■ WHAT THIS TASK INVOLVES
Among the lines of the records, count those containing the word "江宁婆婆", then give the number alone.

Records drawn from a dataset
+++
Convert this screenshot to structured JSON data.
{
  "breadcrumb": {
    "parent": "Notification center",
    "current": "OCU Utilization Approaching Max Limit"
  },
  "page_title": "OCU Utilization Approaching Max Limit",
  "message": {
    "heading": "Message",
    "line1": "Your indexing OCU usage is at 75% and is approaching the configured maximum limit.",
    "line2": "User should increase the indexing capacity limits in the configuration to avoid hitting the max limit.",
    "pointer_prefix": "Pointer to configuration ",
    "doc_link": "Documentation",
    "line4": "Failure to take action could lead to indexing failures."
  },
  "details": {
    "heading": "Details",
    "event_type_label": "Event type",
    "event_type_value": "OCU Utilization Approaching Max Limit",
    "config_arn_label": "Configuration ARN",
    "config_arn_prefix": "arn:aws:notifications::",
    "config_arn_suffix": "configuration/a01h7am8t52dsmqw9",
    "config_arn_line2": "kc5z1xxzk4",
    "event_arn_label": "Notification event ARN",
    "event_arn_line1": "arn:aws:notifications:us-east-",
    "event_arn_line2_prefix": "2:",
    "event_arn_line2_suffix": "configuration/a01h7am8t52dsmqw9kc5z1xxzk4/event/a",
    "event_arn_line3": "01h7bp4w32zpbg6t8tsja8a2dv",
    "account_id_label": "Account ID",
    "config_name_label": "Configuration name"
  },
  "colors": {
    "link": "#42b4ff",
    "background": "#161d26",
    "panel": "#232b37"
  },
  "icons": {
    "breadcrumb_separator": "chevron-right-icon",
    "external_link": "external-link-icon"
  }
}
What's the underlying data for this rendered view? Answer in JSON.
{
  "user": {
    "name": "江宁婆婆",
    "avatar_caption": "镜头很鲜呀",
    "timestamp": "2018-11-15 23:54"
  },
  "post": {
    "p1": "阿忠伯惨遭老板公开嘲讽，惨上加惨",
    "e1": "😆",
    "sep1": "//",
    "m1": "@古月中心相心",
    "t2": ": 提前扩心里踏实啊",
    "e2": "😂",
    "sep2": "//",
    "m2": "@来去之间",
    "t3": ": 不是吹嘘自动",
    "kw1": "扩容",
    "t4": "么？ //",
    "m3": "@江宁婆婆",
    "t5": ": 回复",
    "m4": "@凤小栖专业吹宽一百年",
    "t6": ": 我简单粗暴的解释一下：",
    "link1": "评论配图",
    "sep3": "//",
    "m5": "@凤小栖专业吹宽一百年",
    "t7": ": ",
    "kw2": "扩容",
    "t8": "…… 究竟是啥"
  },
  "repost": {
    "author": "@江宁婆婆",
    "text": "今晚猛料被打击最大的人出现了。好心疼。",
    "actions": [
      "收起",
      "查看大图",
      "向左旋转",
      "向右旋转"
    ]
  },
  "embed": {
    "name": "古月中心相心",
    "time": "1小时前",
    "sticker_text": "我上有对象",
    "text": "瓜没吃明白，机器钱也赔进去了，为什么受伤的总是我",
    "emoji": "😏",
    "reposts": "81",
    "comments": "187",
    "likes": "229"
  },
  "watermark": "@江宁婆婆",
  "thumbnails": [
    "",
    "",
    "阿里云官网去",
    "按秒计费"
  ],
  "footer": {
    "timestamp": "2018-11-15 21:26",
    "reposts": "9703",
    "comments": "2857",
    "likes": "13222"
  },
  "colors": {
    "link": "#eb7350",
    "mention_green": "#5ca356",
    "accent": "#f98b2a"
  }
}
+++
■ SOLUTION TO THE EXERCISE
4